Recent research has discovered that after weeks of successful treatment adolescent can be at risk of relapse.  Like most mental health problems treatment is part or the process of recovery.  Kate Le Page suffered from anorexia and wrote about the experience. She summed up that time when the brain is normalising itself.

“My worst days in recovery are better than the best days in relapse.”

The US study after treatment for anorexia the brains of 21 adolescents still had an elevated reward system compared to 21 participants without the condition.

Anorexia changes the brain response to ‘reward’ the body when underweight. In the study the researchers found that the reward responses toward being underweight were still high, even though there had been considerable weight gain.

The reason lies in the brain needing time to normalise. The more scrambled brain functioning is, the more difficult to treat and enable weight gain. While the brain is sorting out that interference and beginning to stabilise again, there is a risk period, requiring careful monitoring.


For more information on eating disorders contact the Butterfly Foundation. If you have any concerns about eating disorders or would like to learn about treatment options, call us today on 61 3 5586 4155.


You can take control of trauma

Summer can be a great time. The hot, dry weather is great for some many of our favourite activities. Unfortunately, Summer brings the bushfire season and with it the anxiety and trauma that natural disasters bring.

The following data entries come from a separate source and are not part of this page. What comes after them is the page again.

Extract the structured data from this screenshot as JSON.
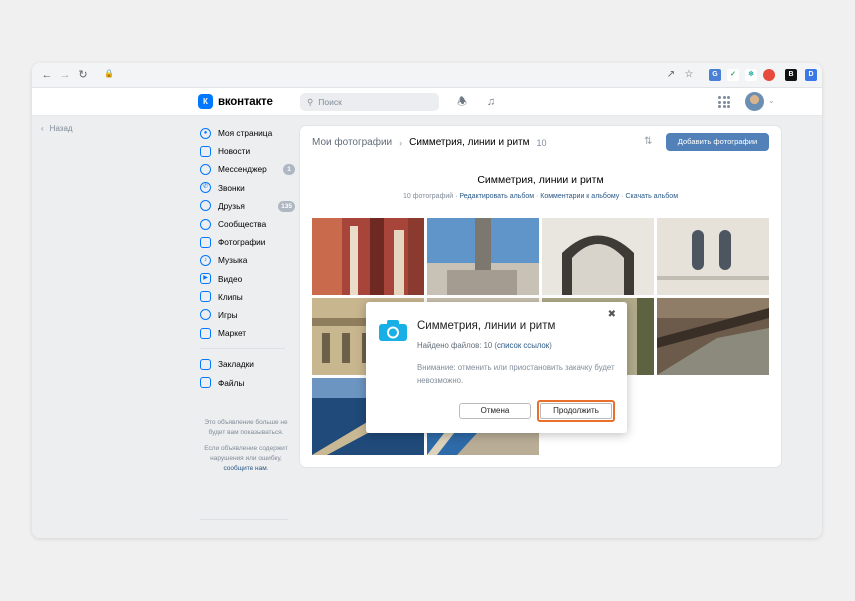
{
  "browser": {
    "back_icon": "arrow-left-icon",
    "forward_icon": "arrow-right-icon",
    "reload_icon": "reload-icon",
    "lock_icon": "lock-icon"
  },
  "header": {
    "logo_text": "вконтакте",
    "logo_mark": "К",
    "search_placeholder": "Поиск",
    "brand_color": "#0077ff"
  },
  "back_label": "Назад",
  "sidebar": {
    "items": [
      {
        "label": "Моя страница",
        "icon": "user-icon"
      },
      {
        "label": "Новости",
        "icon": "news-icon"
      },
      {
        "label": "Мессенджер",
        "icon": "chat-icon",
        "badge": "1"
      },
      {
        "label": "Звонки",
        "icon": "phone-icon"
      },
      {
        "label": "Друзья",
        "icon": "friends-icon",
        "badge": "135"
      },
      {
        "label": "Сообщества",
        "icon": "communities-icon"
      },
      {
        "label": "Фотографии",
        "icon": "photo-icon"
      },
      {
        "label": "Музыка",
        "icon": "music-icon"
      },
      {
        "label": "Видео",
        "icon": "video-icon"
      },
      {
        "label": "Клипы",
        "icon": "clips-icon"
      },
      {
        "label": "Игры",
        "icon": "games-icon"
      },
      {
        "label": "Маркет",
        "icon": "market-icon"
      }
    ],
    "items2": [
      {
        "label": "Закладки",
        "icon": "bookmark-icon"
      },
      {
        "label": "Файлы",
        "icon": "file-icon"
      }
    ]
  },
  "ad": {
    "text1": "Это объявление больше не будет вам показываться.",
    "text2_prefix": "Если объявление содержит нарушения или ошибку,",
    "text2_link": "сообщите нам",
    "text2_suffix": "."
  },
  "album": {
    "breadcrumb_root": "Мои фотографии",
    "breadcrumb_current": "Симметрия, линии и ритм",
    "count": "10",
    "add_button": "Добавить фотографии",
    "title": "Симметрия, линии и ритм",
    "meta_count": "10 фотографий",
    "meta_edit": "Редактировать альбом",
    "meta_comments": "Комментарии к альбому",
    "meta_download": "Скачать альбом"
  },
  "dialog": {
    "title": "Симметрия, линии и ритм",
    "found_prefix": "Найдено файлов: 10 (",
    "found_link": "список ссылок",
    "found_suffix": ")",
    "warning": "Внимание: отменить или приостановить закачку будет невозможно.",
    "cancel": "Отмена",
    "continue": "Продолжить",
    "highlight_color": "#e8702a"
  }
}
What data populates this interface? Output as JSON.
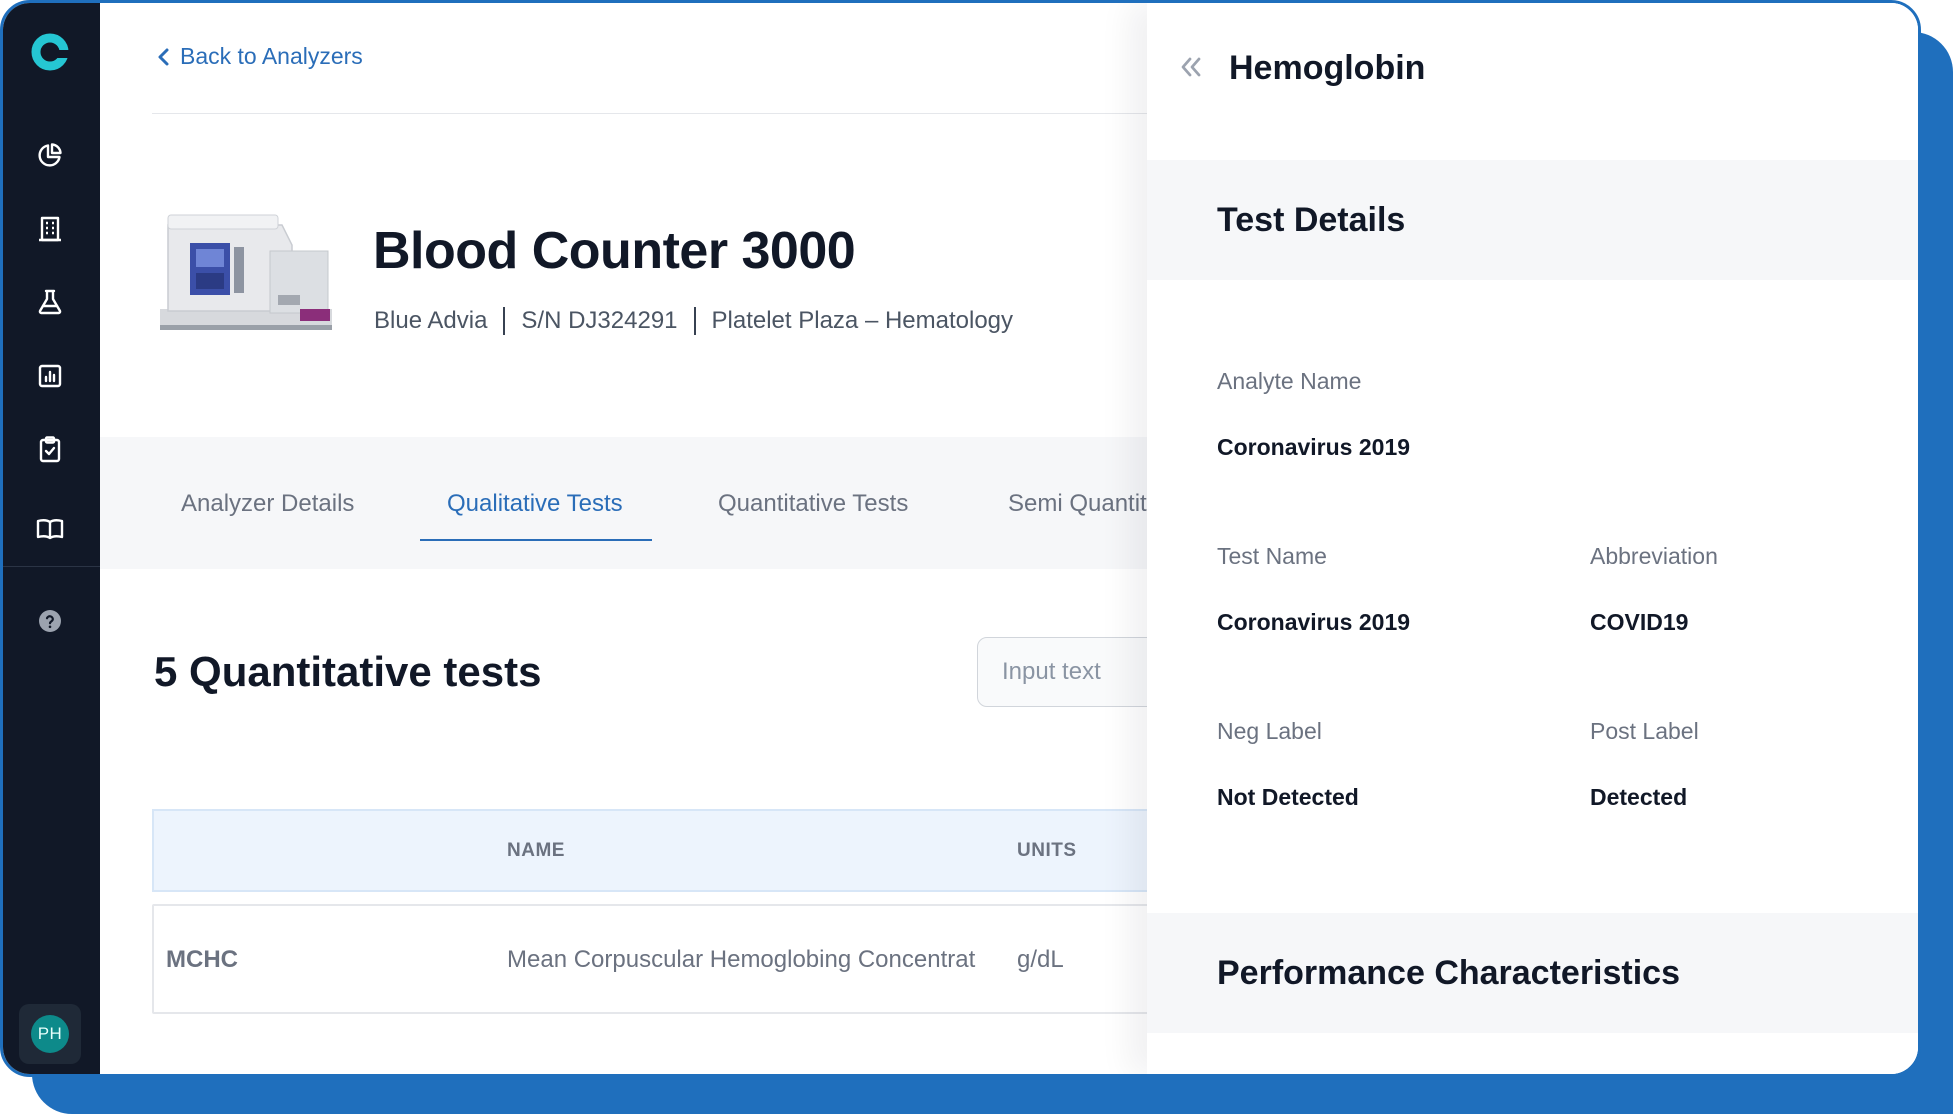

The expansion out of Australian cities has meant bigger populations in outer metropolitan and country areas where there is still plenty of bushland. So more and more people seem to effected by the annual bushfire season.

And it isn’t just the residents in the bushfire prone areas either. The fire fighters and other emergency service workers and volunteers who have always placed themselves on the frontline, continue to do so and often with terrible consequences.

Being in the frontline of bushfires as well as responding to fires is life threatening. It also brings with it trauma, post traumatic trauma. That is having a disasterous effect on the mental health of emergency service workers. As Australia approached the bushfire season statistics were released showing an alarming increase in the number of firefighters taking their own lives.

Firefighters and other emergency workers are at the frontline of so many trauma inducing incidents and it seems that the traumas they suffer are increasing. With the decrease in stigma surrounding mental illness, emergency workers are feeling more secure in acknowledging and understanding trauma and how it affects them.
Thanks fully treatments for trauma are available and highly effective. At retreat South, we have highly skilled psychologists specialising in trauma and can tailor a specific programme to address your trauma.

If you think you might be affected by trauma or know someone who might be you can find helpful information on website such as the Australian Psychological Association.


Call us today on 61 3 5586 4155 if you have concerns about trauma or any other mental health concerns